Today my daughters return to school after a spring vacation week like no other in their short life histories. Exactly one week after the Boston Marathon bombings. Somehow Bostonians are venturing back into their lives, altered by the recent events in ways that are hard to yet define. Friends and acquaintances participated in the marathon in one way or another—as runners, roadside spectators, or observers from home or office. The Boston Marathon. Red Sox. Patriot’s Day. A spring rite of passage unique to Massachusetts where kids get a day off to kick back and enjoy. No obligations to church, temples or parades. Just local fun and games. Now a little boy is dead; and his mother, a member of our town’s local women’s fitness club, and his little sister, are severely injured.
Josie turned 13 this week, ushering in a new era for her sense of identity, and mine as well. How was I to make the girls’ spring break one of celebration amidst chaos? As the events unfolded and Boston was pulled into a drama unlike any in our recent history I found myself having to chuck the newspapers before the girls awoke, listen to NPR on the sly and in small doses, struggling to make sense of it all.
On Facebook, the photo of Mister Rogers circulated with his motto that when bad things happen to think about all the helpers. But when so many of the helpers are SWAT teams, armed FBI, local police and state troopers, or brave fans holding the bloody injured, the images are hard to reconcile with our notions of help. Comfort? Solace?
Yes, all the helpers. God bless them all.
Back in the safety of our homes many of us were either fixated on the media or valiantly trying to minimize its constant intrusion. Most of us were trying to do regular things with the children. Like feeding the neighbor’s cats while that family was blissfully vacationing, or raking up the leaves to reveal the trumpeting daffodils, or watching my older teenager attempt to sunbathe in the backyard under a chilly sun while reading Romeo and Juliet for her English class.

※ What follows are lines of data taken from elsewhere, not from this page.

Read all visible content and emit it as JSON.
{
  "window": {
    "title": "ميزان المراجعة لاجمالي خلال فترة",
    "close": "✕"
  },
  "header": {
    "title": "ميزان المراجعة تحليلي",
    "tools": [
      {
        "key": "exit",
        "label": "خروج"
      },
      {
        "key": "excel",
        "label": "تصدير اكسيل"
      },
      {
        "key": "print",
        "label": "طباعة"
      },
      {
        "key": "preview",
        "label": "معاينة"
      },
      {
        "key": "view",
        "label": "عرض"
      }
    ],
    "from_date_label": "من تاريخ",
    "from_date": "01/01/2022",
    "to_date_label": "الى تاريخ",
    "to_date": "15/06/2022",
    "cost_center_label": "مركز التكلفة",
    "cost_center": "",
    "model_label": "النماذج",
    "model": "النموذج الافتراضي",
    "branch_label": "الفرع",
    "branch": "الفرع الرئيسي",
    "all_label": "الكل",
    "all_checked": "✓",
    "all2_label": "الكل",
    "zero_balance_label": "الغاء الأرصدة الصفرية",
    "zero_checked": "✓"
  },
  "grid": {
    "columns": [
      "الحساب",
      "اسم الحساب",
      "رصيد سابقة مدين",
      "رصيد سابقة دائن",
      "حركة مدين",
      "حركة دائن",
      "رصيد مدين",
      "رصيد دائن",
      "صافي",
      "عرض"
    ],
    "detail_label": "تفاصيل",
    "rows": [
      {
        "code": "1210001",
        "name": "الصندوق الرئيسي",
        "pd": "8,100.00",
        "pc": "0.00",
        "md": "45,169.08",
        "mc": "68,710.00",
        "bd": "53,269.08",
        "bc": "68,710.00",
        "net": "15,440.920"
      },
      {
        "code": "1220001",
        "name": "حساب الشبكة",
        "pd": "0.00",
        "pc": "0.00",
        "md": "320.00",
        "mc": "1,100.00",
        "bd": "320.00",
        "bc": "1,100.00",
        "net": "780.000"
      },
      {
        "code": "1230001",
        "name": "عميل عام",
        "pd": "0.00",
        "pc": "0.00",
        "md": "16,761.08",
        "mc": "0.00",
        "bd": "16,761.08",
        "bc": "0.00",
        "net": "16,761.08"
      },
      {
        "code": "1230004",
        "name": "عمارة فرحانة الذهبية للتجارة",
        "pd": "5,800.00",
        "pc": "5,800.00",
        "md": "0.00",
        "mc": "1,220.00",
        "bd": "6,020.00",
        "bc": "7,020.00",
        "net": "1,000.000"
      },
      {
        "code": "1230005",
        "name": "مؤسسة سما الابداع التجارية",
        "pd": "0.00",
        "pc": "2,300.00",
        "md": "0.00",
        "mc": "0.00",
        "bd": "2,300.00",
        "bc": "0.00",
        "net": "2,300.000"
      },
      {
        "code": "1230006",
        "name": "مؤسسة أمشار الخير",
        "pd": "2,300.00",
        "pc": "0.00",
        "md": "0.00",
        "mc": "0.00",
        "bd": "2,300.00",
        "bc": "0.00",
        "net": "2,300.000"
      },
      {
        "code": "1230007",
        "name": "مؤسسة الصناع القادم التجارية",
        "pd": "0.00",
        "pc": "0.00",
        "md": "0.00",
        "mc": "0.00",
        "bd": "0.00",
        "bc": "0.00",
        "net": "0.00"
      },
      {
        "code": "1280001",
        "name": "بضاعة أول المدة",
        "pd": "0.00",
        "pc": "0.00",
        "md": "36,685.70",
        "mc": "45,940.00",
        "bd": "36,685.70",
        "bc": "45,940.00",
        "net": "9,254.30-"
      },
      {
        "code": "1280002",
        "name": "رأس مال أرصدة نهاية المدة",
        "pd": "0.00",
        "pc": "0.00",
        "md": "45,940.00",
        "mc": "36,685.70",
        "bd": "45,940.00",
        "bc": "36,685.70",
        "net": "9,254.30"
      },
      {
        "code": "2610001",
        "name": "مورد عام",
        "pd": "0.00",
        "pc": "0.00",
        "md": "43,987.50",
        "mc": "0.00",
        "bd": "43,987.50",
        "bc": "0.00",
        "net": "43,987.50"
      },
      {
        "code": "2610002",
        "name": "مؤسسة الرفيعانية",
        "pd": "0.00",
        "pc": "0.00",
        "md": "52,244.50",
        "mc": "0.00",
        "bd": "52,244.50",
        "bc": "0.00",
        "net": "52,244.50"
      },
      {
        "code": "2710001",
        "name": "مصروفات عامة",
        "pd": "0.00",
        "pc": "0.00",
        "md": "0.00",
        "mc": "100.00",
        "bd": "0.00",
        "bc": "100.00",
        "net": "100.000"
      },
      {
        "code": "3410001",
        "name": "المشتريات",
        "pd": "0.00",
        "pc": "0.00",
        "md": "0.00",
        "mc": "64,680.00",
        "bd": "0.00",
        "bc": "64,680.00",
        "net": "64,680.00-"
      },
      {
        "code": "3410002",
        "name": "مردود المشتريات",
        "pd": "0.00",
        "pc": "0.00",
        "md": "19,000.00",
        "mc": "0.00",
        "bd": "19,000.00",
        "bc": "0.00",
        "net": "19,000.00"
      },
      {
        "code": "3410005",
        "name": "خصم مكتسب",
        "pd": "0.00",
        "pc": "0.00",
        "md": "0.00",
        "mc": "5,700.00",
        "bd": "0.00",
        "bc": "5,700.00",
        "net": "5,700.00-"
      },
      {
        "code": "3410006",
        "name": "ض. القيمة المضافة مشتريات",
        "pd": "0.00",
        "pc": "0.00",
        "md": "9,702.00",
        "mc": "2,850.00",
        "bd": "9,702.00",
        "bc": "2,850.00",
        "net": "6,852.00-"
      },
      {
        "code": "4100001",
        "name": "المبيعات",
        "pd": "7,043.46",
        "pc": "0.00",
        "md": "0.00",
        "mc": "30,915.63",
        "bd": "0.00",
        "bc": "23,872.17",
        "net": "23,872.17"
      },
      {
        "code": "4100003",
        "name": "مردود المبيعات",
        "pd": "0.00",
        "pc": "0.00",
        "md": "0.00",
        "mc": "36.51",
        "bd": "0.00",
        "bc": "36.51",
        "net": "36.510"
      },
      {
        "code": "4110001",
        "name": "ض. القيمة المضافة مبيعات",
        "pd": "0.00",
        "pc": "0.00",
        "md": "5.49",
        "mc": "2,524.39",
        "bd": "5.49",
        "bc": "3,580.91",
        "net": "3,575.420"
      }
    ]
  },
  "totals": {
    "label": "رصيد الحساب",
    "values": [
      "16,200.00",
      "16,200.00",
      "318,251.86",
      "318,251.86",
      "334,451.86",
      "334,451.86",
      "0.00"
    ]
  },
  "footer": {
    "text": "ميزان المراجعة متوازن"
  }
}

Most telling for me was when Sophie anticipated an oft used (if empty) phrase I am guilty of: “Statistically, events like this are very rare.”
“Mom, you can’t say things like this happen once a decade. What about the Aurora movie theater? What about Sandy Hook?” Right. Schools, movie theaters, streets of beloved cities. The very places our children live and play.
Indeed, Sandy Hook was devastating for me as I grew up in a neighboring hamlet in Connecticut and have a number of high school friends who are raising families in Newtown. And now: Boston. The world seems ever so small. That the US senate failed to pass the gun legislation this past week was another heartbreak—for the Newtown families and for us—yet overshadowed by our local drama. The tragic consequences of that failure will be great, considering that tens of thousands of people die each year from gunshots.
We can’t tune out the realities of violence in our world. Nor can we forget that simple joys exist. In fact, we need to seek them out. Purposely.
As my little one celebrated her birthday on Friday night with her chums, the intrusion of the final chapter in the manhunt unfolded. Several of the girls had their cell phones in hand while dancing and singing, reporting back on updates, even after my failed attempts at turning off the TV. “They found the guy. They found the guy!” Eventually they all fell asleep in a heap among sleeping bags. The next morning the girls wandered outside and plucked daffodils at the edges of neighboring yards. “No, we didn’t go into people’s gardens, Mrs. Cousineau!”
Josie’s actual birthday was on Sunday. And yes we all had to go to church. No easy outs. If anything, we needed the structure of the four walls of the simple white clapboard church and to be among a community in mourning.